WINNABOW

The shoreline at a state historic site on the Cape Fear River in Brunswick County soon will be stabilized.

The North Carolina Department of Natural and Cultural Resources has been awarded a grant by the National Fish and Wildlife Foundation (NFWF) to protect a portion of the shoreline deemed historically significant at the Brunswick Town/Fort Anderson State Historic Site. The NFWF approved the $2,002,500 grant request that will fund the installation of an artificial reef system along 1,000 feet of the shore to protect the site.

This project addresses priority conservation needs in Brunswick County, which received a federal disaster declaration as a result of Hurricane Florence.

The BTFA Shoreline Restoration Project is a collaborative effort between DNCR, UNC Wilmington, Scenic Consulting Group (formerly North State Engineering) and the N.C. Division of Coastal Management.

The reef system is expected to reduce erosion from future hurricanes, flooding, and commercial ship traffic alongside the site. In addition, this living shoreline system will protect wildlife in the salt marshes, provide habitat for oysters, crabs and finfish, and safeguard the site’s precious historical resources from washing up and into the Cape Fear River.

"Brunswick Town/Fort Anderson has a long history of being impacted by hurricanes and flooding," said N.C. Division of State Historic Sites Director Michelle Lanier. " This project will enable the site to continue serving as a community hub, providing free education, recreation and tourism opportunities that bring revenue to the local economy, while preserving North Carolina's cultural heritage and promoting biodiversity along the shoreline. We are grateful to the National Fish and Wildlife Foundation for investing in our project."

A major pre-Revolutionary port on North Carolina’s Cape Fear River, Brunswick was razed by British troops in 1776 and was never rebuilt. During the Civil War, Fort Anderson was constructed atop the old village site, and served as part of the Cape Fear River defenses below Wilmington before the fall of the Confederacy.

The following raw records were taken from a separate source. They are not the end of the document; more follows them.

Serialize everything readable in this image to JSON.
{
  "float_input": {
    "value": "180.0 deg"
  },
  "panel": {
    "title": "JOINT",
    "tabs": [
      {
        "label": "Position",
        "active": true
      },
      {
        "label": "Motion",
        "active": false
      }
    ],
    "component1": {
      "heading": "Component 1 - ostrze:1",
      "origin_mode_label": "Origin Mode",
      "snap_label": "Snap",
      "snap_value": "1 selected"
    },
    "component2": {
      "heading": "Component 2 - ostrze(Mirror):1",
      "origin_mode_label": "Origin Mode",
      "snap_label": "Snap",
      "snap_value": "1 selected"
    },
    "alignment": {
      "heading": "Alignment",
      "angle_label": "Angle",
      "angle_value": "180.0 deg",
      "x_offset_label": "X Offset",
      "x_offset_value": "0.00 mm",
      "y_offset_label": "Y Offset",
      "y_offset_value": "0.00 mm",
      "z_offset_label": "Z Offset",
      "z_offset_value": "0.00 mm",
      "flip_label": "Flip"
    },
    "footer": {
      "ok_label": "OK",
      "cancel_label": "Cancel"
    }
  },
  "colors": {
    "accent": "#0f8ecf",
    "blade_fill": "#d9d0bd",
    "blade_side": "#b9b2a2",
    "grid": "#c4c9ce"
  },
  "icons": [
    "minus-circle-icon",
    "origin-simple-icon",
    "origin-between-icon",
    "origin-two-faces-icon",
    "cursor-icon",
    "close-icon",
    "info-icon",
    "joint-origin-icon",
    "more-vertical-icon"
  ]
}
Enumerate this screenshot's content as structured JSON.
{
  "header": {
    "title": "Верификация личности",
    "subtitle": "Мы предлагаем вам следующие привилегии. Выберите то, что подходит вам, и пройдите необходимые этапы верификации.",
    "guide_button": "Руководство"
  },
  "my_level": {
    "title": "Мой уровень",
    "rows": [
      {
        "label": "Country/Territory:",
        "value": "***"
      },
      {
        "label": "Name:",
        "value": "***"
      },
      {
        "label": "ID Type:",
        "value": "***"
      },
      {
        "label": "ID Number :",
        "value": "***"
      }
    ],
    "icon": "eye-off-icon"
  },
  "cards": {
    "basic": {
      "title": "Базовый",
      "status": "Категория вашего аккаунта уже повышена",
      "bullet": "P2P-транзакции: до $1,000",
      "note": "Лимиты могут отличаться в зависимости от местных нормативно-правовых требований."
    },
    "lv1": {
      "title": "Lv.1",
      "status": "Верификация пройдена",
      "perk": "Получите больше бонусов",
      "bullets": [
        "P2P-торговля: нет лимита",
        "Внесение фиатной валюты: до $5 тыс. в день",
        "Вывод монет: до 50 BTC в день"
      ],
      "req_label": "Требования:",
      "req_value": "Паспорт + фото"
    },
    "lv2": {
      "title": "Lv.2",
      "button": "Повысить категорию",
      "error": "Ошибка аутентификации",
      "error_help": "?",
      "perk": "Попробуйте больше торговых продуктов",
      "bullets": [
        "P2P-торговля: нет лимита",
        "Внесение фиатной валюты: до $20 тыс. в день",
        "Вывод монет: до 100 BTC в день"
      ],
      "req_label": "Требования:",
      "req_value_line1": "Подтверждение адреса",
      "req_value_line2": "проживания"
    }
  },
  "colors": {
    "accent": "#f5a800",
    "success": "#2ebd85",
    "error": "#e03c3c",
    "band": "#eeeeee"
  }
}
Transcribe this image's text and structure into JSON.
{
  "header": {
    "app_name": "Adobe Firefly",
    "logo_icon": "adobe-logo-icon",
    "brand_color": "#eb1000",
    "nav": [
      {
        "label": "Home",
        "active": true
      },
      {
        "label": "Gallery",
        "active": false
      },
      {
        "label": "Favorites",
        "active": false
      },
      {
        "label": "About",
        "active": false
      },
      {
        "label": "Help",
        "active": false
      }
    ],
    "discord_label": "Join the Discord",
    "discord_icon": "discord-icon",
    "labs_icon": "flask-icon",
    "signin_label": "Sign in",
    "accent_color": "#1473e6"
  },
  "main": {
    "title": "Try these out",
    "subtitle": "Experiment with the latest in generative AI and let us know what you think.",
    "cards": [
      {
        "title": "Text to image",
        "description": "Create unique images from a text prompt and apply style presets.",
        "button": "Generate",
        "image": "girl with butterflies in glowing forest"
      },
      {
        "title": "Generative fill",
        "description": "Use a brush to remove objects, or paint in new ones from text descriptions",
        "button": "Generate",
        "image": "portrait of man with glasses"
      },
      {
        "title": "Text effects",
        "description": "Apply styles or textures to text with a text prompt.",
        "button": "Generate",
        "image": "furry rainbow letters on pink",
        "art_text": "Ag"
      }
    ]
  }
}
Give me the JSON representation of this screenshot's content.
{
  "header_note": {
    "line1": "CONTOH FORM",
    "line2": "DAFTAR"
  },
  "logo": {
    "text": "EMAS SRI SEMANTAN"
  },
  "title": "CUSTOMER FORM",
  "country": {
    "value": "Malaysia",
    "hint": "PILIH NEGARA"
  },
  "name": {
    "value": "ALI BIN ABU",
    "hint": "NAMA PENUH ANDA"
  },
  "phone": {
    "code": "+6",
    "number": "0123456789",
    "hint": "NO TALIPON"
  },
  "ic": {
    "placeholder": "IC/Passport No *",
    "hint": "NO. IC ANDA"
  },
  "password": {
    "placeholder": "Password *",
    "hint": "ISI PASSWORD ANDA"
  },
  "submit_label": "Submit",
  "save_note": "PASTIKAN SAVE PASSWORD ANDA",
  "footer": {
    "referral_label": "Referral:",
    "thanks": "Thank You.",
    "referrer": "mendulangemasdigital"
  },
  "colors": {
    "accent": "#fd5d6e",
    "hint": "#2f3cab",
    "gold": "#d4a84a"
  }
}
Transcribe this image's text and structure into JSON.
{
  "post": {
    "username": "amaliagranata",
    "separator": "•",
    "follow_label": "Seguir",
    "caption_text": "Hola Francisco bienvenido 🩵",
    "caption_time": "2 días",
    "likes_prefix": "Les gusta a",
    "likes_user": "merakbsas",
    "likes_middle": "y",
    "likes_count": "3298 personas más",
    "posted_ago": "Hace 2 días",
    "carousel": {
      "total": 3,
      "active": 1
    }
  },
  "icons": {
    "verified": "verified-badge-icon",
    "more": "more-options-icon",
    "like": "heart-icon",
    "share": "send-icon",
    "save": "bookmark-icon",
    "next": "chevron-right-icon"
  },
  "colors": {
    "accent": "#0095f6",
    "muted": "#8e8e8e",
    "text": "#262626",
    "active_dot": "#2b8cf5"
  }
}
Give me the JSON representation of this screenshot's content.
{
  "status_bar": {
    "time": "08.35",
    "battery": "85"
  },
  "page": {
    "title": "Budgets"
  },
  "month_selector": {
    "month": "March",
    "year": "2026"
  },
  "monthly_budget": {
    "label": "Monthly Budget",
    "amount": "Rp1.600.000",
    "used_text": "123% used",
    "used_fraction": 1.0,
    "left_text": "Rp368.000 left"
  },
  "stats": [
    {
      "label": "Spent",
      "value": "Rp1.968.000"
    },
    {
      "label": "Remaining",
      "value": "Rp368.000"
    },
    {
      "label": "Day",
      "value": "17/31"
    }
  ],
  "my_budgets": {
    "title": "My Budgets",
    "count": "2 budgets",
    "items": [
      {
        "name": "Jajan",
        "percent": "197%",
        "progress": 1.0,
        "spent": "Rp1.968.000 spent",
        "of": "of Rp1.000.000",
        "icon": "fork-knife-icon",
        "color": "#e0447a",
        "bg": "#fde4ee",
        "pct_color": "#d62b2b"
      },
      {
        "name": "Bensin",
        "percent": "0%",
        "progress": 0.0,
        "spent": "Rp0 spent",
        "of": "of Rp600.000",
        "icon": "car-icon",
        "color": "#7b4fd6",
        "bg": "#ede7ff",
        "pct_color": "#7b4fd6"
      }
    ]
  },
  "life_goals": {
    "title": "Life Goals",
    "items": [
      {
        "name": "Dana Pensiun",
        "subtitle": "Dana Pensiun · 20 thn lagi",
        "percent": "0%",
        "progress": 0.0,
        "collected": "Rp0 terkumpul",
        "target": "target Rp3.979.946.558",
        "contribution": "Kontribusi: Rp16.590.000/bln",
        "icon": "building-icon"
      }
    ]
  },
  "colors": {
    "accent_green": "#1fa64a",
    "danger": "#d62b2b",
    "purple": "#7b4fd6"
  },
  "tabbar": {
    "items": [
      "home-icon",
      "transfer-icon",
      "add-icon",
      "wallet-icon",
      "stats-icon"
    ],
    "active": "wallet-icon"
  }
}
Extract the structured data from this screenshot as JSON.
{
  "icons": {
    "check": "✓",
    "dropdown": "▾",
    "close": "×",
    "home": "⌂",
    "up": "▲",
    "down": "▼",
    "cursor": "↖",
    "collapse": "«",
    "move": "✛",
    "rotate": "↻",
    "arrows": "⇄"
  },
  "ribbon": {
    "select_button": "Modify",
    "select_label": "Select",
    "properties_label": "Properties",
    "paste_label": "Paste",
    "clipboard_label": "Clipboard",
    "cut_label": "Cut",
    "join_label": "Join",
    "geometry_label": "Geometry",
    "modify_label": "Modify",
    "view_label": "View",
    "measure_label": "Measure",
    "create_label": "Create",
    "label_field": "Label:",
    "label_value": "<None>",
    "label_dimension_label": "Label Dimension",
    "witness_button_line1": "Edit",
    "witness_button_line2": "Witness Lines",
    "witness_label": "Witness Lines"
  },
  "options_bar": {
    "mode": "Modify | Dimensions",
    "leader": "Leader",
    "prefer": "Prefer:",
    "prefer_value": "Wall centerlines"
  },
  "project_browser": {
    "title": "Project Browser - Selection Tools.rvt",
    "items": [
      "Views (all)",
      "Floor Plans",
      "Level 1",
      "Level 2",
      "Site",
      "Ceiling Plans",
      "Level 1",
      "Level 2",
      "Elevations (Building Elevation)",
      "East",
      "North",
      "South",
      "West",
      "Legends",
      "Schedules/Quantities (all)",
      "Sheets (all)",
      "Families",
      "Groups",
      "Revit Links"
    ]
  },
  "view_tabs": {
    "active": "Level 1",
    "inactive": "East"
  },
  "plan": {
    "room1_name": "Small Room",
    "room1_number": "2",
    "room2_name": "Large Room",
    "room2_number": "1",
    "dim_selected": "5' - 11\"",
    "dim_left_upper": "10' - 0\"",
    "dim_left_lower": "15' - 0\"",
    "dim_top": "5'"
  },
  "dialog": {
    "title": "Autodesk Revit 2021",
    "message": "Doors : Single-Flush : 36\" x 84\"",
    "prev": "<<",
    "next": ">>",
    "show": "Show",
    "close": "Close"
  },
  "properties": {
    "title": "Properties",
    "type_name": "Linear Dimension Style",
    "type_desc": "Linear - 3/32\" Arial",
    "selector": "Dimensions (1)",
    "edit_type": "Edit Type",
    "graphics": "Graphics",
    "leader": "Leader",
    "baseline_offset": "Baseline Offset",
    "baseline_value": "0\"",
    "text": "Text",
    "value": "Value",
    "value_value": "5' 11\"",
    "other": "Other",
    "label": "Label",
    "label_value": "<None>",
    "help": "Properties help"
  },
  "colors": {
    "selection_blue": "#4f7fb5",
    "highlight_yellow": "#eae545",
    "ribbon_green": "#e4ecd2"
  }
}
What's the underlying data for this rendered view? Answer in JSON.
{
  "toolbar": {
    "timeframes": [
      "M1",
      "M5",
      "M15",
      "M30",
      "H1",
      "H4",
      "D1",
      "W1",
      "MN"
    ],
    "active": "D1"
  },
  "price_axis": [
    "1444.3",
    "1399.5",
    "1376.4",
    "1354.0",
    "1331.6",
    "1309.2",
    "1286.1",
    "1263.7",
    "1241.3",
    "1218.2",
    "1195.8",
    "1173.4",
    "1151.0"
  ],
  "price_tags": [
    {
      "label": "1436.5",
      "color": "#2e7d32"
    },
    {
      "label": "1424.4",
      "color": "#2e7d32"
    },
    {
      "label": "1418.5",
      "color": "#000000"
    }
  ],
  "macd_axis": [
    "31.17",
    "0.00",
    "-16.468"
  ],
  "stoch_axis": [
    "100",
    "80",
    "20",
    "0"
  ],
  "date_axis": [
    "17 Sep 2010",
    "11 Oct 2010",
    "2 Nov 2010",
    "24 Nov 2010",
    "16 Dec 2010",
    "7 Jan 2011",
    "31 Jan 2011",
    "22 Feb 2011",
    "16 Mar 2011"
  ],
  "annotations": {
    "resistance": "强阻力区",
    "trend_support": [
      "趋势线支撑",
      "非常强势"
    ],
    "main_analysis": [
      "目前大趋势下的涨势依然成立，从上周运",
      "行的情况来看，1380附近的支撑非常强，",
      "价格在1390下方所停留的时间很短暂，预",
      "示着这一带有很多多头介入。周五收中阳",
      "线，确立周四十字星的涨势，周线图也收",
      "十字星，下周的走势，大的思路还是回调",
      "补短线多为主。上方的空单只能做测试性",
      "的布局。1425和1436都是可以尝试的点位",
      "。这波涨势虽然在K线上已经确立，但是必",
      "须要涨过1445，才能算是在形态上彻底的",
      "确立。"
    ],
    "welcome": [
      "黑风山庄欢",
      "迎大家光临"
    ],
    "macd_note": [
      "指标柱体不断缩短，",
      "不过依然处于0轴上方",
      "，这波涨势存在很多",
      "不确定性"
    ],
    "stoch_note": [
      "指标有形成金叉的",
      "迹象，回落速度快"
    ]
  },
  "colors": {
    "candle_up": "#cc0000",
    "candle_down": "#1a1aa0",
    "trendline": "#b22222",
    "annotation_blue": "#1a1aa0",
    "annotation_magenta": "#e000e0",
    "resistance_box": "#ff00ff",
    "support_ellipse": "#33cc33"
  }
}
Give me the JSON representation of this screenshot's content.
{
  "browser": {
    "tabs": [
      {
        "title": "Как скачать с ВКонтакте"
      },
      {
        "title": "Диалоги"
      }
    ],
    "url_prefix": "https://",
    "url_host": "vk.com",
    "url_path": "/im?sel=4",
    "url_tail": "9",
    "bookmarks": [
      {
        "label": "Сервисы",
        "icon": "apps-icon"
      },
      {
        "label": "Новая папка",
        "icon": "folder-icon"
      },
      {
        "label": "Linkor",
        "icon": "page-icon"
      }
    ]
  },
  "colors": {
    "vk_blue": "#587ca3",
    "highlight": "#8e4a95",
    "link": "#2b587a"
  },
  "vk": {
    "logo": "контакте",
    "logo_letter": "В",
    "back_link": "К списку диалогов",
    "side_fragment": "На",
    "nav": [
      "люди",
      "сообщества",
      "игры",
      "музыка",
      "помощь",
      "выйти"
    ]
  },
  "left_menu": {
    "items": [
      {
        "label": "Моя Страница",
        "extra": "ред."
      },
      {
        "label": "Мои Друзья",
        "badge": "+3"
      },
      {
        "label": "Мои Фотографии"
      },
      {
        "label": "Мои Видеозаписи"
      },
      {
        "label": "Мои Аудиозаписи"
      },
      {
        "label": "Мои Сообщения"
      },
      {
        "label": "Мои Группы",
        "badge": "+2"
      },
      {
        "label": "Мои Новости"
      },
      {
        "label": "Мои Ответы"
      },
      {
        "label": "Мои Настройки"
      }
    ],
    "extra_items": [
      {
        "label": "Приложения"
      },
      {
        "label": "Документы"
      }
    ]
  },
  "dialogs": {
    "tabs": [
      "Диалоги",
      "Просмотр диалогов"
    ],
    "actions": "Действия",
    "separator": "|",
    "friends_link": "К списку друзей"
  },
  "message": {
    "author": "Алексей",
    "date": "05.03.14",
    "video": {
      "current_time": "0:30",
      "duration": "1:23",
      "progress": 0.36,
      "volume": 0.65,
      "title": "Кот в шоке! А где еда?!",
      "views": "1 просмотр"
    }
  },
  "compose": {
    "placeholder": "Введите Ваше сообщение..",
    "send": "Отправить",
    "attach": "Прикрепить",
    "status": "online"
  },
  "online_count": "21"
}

The site was closed to the public for more than eight months after Hurricane Florence, which brought more than three feet of water to BTFA. The site lost electricity, and floodwaters inundated the museum, creating the perfect environment for mold to flourish and endangering valuable artifacts.